Before repeating the entries below, strip out every picture and keep all else as it is.

((

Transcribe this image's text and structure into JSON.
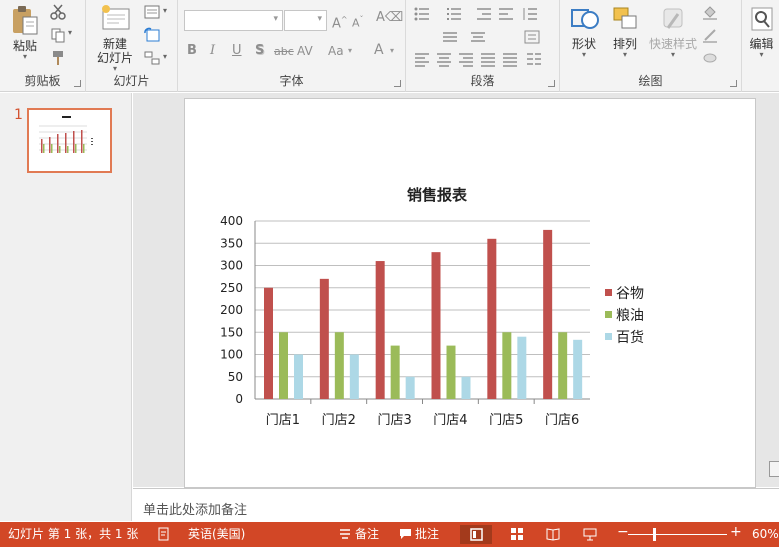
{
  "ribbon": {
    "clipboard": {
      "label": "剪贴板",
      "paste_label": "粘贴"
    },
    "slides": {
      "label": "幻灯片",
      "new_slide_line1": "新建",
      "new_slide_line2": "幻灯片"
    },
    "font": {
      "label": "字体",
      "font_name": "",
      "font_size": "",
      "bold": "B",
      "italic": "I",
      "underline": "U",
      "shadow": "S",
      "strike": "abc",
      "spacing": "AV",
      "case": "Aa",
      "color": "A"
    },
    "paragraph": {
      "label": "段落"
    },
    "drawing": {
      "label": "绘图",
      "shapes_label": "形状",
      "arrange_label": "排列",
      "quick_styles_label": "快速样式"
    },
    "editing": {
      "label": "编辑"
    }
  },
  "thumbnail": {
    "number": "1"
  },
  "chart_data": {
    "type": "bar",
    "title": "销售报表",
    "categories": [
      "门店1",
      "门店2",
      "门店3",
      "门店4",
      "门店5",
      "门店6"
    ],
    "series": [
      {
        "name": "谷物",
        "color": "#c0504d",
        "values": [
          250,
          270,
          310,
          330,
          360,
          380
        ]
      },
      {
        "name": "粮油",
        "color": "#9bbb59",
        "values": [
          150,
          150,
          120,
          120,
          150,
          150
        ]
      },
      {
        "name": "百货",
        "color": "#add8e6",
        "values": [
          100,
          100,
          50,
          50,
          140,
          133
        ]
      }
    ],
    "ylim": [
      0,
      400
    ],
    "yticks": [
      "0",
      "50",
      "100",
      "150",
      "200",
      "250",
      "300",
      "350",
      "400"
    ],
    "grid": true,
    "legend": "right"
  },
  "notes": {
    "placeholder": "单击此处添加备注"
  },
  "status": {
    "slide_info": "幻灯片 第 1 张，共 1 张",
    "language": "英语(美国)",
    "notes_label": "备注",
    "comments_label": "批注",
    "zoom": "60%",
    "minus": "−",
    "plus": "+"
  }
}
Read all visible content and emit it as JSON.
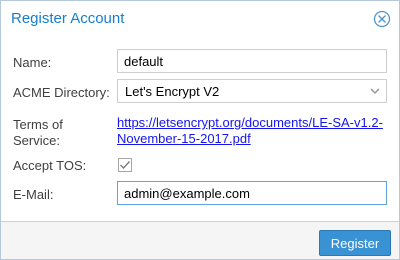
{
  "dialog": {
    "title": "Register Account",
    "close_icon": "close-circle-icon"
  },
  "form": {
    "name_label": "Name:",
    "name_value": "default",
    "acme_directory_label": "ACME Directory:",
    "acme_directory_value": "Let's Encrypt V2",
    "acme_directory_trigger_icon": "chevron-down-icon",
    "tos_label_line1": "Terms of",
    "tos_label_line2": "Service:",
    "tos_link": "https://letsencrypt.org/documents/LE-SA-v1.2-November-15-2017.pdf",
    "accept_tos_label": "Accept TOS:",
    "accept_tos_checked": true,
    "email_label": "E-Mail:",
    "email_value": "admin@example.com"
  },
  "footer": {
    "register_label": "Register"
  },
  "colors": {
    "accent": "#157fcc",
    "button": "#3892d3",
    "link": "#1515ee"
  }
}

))

● **ANSWER SPACE**
Transcribe this image's text and structure into JSON.
{
  "ribbon": {
    "clipboard": {
      "label": "剪贴板",
      "paste_label": "粘贴"
    },
    "slides": {
      "label": "幻灯片",
      "new_slide_line1": "新建",
      "new_slide_line2": "幻灯片"
    },
    "font": {
      "label": "字体",
      "font_name": "",
      "font_size": "",
      "bold": "B",
      "italic": "I",
      "underline": "U",
      "shadow": "S",
      "strike": "abc",
      "spacing": "AV",
      "case": "Aa",
      "color": "A"
    },
    "paragraph": {
      "label": "段落"
    },
    "drawing": {
      "label": "绘图",
      "shapes_label": "形状",
      "arrange_label": "排列",
      "quick_styles_label": "快速样式"
    },
    "editing": {
      "label": "编辑"
    }
  },
  "thumbnail": {
    "number": "1"
  },
  "chart_data": {
    "type": "bar",
    "title": "销售报表",
    "categories": [
      "门店1",
      "门店2",
      "门店3",
      "门店4",
      "门店5",
      "门店6"
    ],
    "series": [
      {
        "name": "谷物",
        "color": "#c0504d",
        "values": [
          250,
          270,
          310,
          330,
          360,
          380
        ]
      },
      {
        "name": "粮油",
        "color": "#9bbb59",
        "values": [
          150,
          150,
          120,
          120,
          150,
          150
        ]
      },
      {
        "name": "百货",
        "color": "#add8e6",
        "values": [
          100,
          100,
          50,
          50,
          140,
          133
        ]
      }
    ],
    "ylim": [
      0,
      400
    ],
    "yticks": [
      "0",
      "50",
      "100",
      "150",
      "200",
      "250",
      "300",
      "350",
      "400"
    ],
    "grid": true,
    "legend": "right"
  },
  "notes": {
    "placeholder": "单击此处添加备注"
  },
  "status": {
    "slide_info": "幻灯片 第 1 张，共 1 张",
    "language": "英语(美国)",
    "notes_label": "备注",
    "comments_label": "批注",
    "zoom": "60%",
    "minus": "−",
    "plus": "+"
  }
}
Read all visible content and emit it as JSON.
{
  "dialog": {
    "title": "Register Account",
    "close_icon": "close-circle-icon"
  },
  "form": {
    "name_label": "Name:",
    "name_value": "default",
    "acme_directory_label": "ACME Directory:",
    "acme_directory_value": "Let's Encrypt V2",
    "acme_directory_trigger_icon": "chevron-down-icon",
    "tos_label_line1": "Terms of",
    "tos_label_line2": "Service:",
    "tos_link": "https://letsencrypt.org/documents/LE-SA-v1.2-November-15-2017.pdf",
    "accept_tos_label": "Accept TOS:",
    "accept_tos_checked": true,
    "email_label": "E-Mail:",
    "email_value": "admin@example.com"
  },
  "footer": {
    "register_label": "Register"
  },
  "colors": {
    "accent": "#157fcc",
    "button": "#3892d3",
    "link": "#1515ee"
  }
}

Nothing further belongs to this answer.